Academic Achievement Trajectories of Homeless and Highly Mobile Students: Resilience in the Context of Chronic and Acute Risk


  • This research was supported in part by predoctoral fellowships awarded to Dr. Cutuli from the Center for Neurobehavioral Development (CNBD) at the University of Minnesota and from the National Institute of Mental Health (NIMH; 5T323MH015755), and by the Fesler-Lampert Chair and grants to Dr. Masten from the National Science Foundation (NSF; 0745643) and the Center for Urban and Regional Affairs at the University of Minnesota.
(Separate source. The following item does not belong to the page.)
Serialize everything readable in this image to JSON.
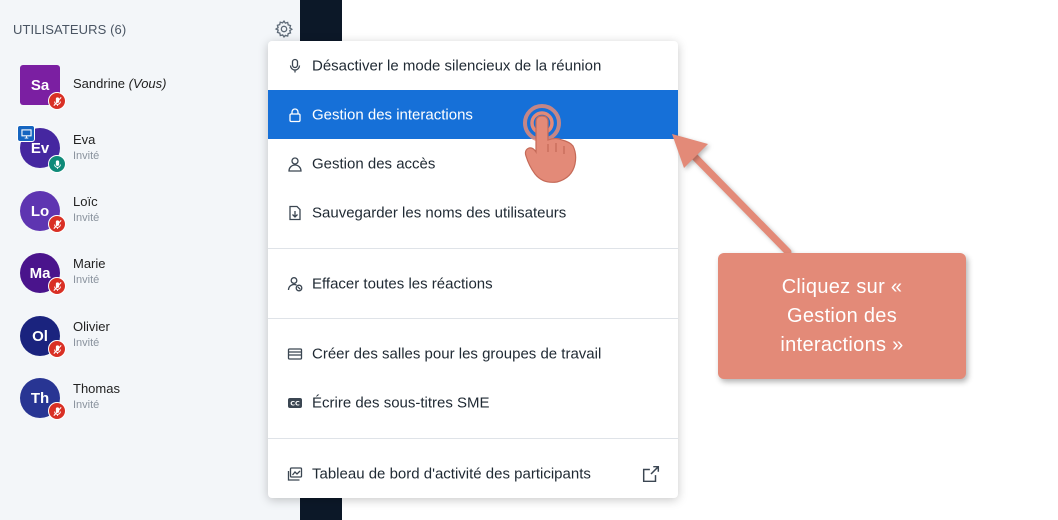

Christopher David Desjardins' work was supported by a fellowship from the Interdisciplinary Education Sciences Training Program (IES Award R305C050059; University of Minnesota PRF 473473). Any opinions, conclusions, or recommendations expressed in this article are those of the authors and do not necessarily reflect the views of the CNBD, NIMH, NSF, or IES.
  • We would like to thank the staff of the Minneapolis Public Schools, and particularly Margo Hurrle for sharing her invaluable perspective and dedication to the needs of HHM children.

Correspondence concerning this article should be addressed to J. J. Cutuli, School of Social Policy and Practice, University of Pennsylvania, 3701 Locust Walk, Philadelphia, PA 19104. Electronic mail may be sent to


Analyses examined academic achievement data across third through eighth grades (= 26,474), comparing students identified as homeless or highly mobile (HHM) with other students in the federal free meal program (FM), reduced price meals (RM), or neither (General). Achievement was lower as a function of rising risk status (General > RM > FM > HHM). Achievement gaps appeared stable or widened between HHM students and lower risk groups. Math and reading achievement were lower, and growth in math was slower in years of HHM identification, suggesting acute consequences of residential instability. Nonetheless, 45% of HHM students scored within or above the average range, suggesting academic resilience. Results underscore the need for research on risk and resilience processes among HHM students to address achievement disparities.